New York just moved one very important step closer to common sense criminal justice reforms

 

“SHAUN KING: It’s hard to belieminorsve, but New York is only one of two states in the nation that automatically charges all 16-year-olds as adults for all crimes. The other state, North Carolina, makes sense. They’ve become almost like the Mississippi of our generation, but New York? That 48 other states have figured this out before we have is both preposterous and embarrassing.

Thankfully, the State of New York just moved one very essential step closer to raising the age of adult criminal responsibility for crimes from 16 to 18 — so that young teens who are charged with a crime will finally be treated like the young people that they are.

On Tuesday, the New York State Assembly voted and approved Assembly Bill 4876, also known as the “Raise the Age” bill. It’s already been wholeheartedly endorsed by Gov. Cuomo, who has committed to signing it into law the moment it crosses his desk and committed $110 million in the state budget to implement the reform. That’s the good news. Two out of three hurdles have been crossed. The state Assembly passed it, the Governor supports it, but now the state Senate must approve the bill.

That would seem easy, since Democrats actually control the state Senate by a slim margin, but a small group of Democrats are currently siding with Republicans and giving Republicans control of the Senate. Yeah, really.

But here’s the thing — this is not a partisan bill. This is not a Democratic or Republican reform. This bill that passed is not radical. For activists who’ve fought for this reform, it doesn’t go far enough. Raising the starting age of criminal prosecution, with exceptions for the most serious violent felonies, is a common sense reform that will put New York in line with the rest of the country.

At a time where it seems like Democrats and Republicans pretty much can’t agree on anything at all, this is not the type of bill that politicians need to play games with. The lives and futures of kids throughout the state are at stake and the implementation of this bill will begin as soon as it is passed and becomes law.

Listen, I understand that politics is all about negotiating and deal-making, but this bill is about the most basic civil and human rights of New York’s teenagers. That a 16-year-old kid who steals a candy bar or spray paints an abandoned building is automatically charged, tried, and sentenced as an adult in New York is beyond comprehension. They can’t legally vote. They can’t fight in the military. But somehow our state has determined that our teenagers can and should pay an adult price for every single mistake they make while having virtually none of the rights as adults that we all enjoy. Again, this is just preposterous.

A 16-year-old is not an adult. My oldest daughter, who is a junior in high school, is now 17-years-old. She is not an adult. Beyond the fact that she cannot legally vote, serve in the military, get a credit card or sign a contract on her own, she’s just not mature enough yet to be on her own. We’re just now getting to the point where we’re giving her a few adult responsibilities. She’s not a baby, but she’s also not a woman. She’s simply not an adult.
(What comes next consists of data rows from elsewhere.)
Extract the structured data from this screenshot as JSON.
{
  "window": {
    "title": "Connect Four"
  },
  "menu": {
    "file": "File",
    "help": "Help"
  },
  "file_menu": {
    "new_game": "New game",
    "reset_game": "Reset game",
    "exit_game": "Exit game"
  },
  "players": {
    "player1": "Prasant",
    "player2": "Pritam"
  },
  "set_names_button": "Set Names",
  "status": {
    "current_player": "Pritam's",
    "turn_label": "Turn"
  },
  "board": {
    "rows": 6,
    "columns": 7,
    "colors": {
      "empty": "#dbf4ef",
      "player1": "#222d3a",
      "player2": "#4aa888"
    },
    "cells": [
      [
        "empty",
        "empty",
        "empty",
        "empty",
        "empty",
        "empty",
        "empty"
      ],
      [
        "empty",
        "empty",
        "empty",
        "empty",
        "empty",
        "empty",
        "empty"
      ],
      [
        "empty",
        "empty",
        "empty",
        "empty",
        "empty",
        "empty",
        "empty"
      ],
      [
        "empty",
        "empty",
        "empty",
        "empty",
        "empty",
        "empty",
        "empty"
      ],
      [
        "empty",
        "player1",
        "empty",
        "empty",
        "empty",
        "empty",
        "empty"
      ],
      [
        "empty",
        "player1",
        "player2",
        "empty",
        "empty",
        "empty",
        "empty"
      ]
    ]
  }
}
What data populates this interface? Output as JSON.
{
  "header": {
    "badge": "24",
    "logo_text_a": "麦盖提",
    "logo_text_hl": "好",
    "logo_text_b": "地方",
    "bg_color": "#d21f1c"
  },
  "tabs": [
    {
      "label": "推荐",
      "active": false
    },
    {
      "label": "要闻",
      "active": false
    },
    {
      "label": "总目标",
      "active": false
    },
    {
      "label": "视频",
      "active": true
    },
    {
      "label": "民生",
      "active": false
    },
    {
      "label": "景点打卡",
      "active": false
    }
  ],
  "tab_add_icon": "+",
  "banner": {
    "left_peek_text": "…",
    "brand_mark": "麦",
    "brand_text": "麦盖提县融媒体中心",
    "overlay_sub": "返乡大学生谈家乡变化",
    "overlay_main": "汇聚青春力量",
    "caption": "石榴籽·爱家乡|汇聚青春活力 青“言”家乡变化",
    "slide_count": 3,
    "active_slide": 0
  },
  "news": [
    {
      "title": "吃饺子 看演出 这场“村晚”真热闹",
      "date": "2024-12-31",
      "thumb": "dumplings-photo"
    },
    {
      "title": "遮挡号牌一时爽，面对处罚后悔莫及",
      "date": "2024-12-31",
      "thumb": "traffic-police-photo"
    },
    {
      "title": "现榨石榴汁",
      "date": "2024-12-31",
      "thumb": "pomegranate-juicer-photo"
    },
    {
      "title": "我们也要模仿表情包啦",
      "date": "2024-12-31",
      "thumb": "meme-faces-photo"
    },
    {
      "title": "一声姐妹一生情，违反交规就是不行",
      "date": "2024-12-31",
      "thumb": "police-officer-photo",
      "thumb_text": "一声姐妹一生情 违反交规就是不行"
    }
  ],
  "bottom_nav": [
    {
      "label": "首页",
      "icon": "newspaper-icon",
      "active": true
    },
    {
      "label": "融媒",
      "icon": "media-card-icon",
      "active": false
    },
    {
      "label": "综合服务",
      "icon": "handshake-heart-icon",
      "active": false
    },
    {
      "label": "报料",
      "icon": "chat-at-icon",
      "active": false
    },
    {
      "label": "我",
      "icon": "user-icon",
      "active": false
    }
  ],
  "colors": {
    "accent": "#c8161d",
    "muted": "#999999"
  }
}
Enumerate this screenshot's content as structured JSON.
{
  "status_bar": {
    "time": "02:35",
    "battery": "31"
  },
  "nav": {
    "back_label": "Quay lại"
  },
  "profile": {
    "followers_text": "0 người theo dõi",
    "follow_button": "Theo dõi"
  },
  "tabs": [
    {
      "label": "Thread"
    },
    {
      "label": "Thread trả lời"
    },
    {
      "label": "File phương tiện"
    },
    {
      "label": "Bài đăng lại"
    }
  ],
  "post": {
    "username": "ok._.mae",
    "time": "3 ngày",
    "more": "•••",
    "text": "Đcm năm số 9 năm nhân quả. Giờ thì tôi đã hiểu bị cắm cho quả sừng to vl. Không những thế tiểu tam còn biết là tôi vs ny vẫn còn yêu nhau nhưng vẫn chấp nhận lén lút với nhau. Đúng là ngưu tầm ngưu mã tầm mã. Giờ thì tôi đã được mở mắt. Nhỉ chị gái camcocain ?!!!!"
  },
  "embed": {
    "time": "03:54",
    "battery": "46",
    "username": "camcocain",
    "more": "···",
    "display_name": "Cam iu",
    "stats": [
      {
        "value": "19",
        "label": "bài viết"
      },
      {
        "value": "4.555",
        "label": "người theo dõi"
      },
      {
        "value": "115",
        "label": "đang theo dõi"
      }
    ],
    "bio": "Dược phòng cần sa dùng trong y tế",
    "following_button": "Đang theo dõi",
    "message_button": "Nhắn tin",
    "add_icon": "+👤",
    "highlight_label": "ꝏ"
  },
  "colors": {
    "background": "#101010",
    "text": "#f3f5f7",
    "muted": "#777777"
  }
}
Here’s the thing — South Carolina passed this law with unanimous support in their legislature. Their Republican Governor, Nikki Haley, signed it into law last year. Other conservative southern states did the same thing. So what in the hell is taking New York so long to make this reform happen? It’s overdue. Raising the age has widespread support locally and with every day this bill is not law, teenagers throughout our state languish in adult jails.

In addition to voting to raise the age, “the Assembly has introduced Assembly Bill 2480, which would alter the current practices in which defendants ages 16 through 18 are considered for Youthful Offender status. This would ensure that a young person does not acquire a criminal record and a label that would otherwise stay with them throughout their life. If we want them to be productive members of our communities, we must remove these needless roadblocks,” said State Assembly Speaker Carl Heastie.

He continued, “the Assembly also introduced Assembly Bill 1907, which would prohibit the placement of inmates under the age of 18 in solitary confinement.”

It’s time for the state Senate to step up. That it has taken people fighting and marching and protesting for years to get us to this point is perplexing. New York is better than this. Let’s get this done and move on to other meaningful reforms that our state needs to address.”

Original Link (NY Daily News):

http://www.nydailynews.com/news/national/king-new-york-closer-common-sense-criminal-justice-reforms-article-1.2973325